START PROVIDED RECORDS
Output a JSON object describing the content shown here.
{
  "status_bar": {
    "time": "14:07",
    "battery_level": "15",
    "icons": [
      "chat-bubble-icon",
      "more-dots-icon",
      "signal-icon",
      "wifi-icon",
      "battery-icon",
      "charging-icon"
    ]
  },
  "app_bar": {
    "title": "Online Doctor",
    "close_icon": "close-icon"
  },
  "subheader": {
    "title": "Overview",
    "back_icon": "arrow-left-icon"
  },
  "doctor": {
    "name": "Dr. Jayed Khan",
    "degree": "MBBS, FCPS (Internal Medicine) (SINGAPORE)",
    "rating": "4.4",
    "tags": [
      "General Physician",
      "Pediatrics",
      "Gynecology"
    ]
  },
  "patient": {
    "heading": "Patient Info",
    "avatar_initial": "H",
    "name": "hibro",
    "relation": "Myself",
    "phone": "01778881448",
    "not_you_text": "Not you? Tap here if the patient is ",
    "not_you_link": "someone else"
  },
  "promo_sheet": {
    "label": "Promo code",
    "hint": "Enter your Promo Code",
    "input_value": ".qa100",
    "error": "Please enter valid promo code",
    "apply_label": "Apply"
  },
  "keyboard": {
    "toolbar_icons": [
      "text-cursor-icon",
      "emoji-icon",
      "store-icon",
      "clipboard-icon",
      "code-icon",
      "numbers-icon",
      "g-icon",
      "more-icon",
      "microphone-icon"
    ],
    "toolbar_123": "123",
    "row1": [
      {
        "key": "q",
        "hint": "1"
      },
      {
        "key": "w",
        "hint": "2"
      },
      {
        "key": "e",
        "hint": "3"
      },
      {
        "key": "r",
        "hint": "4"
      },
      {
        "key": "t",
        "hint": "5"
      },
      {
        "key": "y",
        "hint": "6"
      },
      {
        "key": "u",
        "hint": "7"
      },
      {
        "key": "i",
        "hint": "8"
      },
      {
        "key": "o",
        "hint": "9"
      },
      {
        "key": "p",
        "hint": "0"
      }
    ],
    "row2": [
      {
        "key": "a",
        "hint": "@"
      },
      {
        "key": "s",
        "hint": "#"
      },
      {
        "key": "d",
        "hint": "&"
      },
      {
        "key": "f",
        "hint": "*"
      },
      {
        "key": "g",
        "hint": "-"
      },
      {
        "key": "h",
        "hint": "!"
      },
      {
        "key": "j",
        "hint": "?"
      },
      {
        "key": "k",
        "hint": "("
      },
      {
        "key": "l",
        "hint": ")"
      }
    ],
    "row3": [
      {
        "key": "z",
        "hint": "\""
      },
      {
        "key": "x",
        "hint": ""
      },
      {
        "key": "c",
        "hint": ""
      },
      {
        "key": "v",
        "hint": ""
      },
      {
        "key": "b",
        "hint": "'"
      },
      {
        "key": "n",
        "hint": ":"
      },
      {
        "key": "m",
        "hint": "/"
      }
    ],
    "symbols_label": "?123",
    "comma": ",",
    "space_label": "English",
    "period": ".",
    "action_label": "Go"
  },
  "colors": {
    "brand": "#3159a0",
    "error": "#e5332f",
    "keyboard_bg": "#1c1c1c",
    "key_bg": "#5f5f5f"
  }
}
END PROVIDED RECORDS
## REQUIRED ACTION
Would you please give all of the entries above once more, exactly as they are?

## ANSWER TO THIS PROBLEM
Output a JSON object describing the content shown here.
{
  "status_bar": {
    "time": "14:07",
    "battery_level": "15",
    "icons": [
      "chat-bubble-icon",
      "more-dots-icon",
      "signal-icon",
      "wifi-icon",
      "battery-icon",
      "charging-icon"
    ]
  },
  "app_bar": {
    "title": "Online Doctor",
    "close_icon": "close-icon"
  },
  "subheader": {
    "title": "Overview",
    "back_icon": "arrow-left-icon"
  },
  "doctor": {
    "name": "Dr. Jayed Khan",
    "degree": "MBBS, FCPS (Internal Medicine) (SINGAPORE)",
    "rating": "4.4",
    "tags": [
      "General Physician",
      "Pediatrics",
      "Gynecology"
    ]
  },
  "patient": {
    "heading": "Patient Info",
    "avatar_initial": "H",
    "name": "hibro",
    "relation": "Myself",
    "phone": "01778881448",
    "not_you_text": "Not you? Tap here if the patient is ",
    "not_you_link": "someone else"
  },
  "promo_sheet": {
    "label": "Promo code",
    "hint": "Enter your Promo Code",
    "input_value": ".qa100",
    "error": "Please enter valid promo code",
    "apply_label": "Apply"
  },
  "keyboard": {
    "toolbar_icons": [
      "text-cursor-icon",
      "emoji-icon",
      "store-icon",
      "clipboard-icon",
      "code-icon",
      "numbers-icon",
      "g-icon",
      "more-icon",
      "microphone-icon"
    ],
    "toolbar_123": "123",
    "row1": [
      {
        "key": "q",
        "hint": "1"
      },
      {
        "key": "w",
        "hint": "2"
      },
      {
        "key": "e",
        "hint": "3"
      },
      {
        "key": "r",
        "hint": "4"
      },
      {
        "key": "t",
        "hint": "5"
      },
      {
        "key": "y",
        "hint": "6"
      },
      {
        "key": "u",
        "hint": "7"
      },
      {
        "key": "i",
        "hint": "8"
      },
      {
        "key": "o",
        "hint": "9"
      },
      {
        "key": "p",
        "hint": "0"
      }
    ],
    "row2": [
      {
        "key": "a",
        "hint": "@"
      },
      {
        "key": "s",
        "hint": "#"
      },
      {
        "key": "d",
        "hint": "&"
      },
      {
        "key": "f",
        "hint": "*"
      },
      {
        "key": "g",
        "hint": "-"
      },
      {
        "key": "h",
        "hint": "!"
      },
      {
        "key": "j",
        "hint": "?"
      },
      {
        "key": "k",
        "hint": "("
      },
      {
        "key": "l",
        "hint": ")"
      }
    ],
    "row3": [
      {
        "key": "z",
        "hint": "\""
      },
      {
        "key": "x",
        "hint": ""
      },
      {
        "key": "c",
        "hint": ""
      },
      {
        "key": "v",
        "hint": ""
      },
      {
        "key": "b",
        "hint": "'"
      },
      {
        "key": "n",
        "hint": ":"
      },
      {
        "key": "m",
        "hint": "/"
      }
    ],
    "symbols_label": "?123",
    "comma": ",",
    "space_label": "English",
    "period": ".",
    "action_label": "Go"
  },
  "colors": {
    "brand": "#3159a0",
    "error": "#e5332f",
    "keyboard_bg": "#1c1c1c",
    "key_bg": "#5f5f5f"
  }
}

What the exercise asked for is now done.